(Saved entries)
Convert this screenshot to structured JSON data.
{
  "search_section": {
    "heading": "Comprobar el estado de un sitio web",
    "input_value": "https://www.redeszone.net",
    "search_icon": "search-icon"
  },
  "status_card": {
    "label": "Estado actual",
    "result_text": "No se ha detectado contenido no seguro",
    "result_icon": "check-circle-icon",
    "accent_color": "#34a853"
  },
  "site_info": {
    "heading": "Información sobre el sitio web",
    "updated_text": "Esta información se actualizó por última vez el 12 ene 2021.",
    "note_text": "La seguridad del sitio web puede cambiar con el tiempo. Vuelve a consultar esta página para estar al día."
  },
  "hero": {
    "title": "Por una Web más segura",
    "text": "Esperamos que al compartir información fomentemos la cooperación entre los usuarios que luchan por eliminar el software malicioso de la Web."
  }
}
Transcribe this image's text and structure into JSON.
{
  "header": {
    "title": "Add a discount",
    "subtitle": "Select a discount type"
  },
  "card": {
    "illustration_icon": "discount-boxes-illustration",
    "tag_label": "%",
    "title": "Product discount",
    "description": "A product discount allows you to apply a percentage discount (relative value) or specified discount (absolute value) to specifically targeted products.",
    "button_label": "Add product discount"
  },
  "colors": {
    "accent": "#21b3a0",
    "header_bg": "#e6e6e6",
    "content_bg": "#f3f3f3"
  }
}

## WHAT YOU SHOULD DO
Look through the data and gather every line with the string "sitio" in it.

## RESULT
    "heading": "Comprobar el estado de un sitio web",
    "heading": "Información sobre el sitio web",
    "note_text": "La seguridad del sitio web puede cambiar con el tiempo. Vuelve a consultar esta página para estar al día."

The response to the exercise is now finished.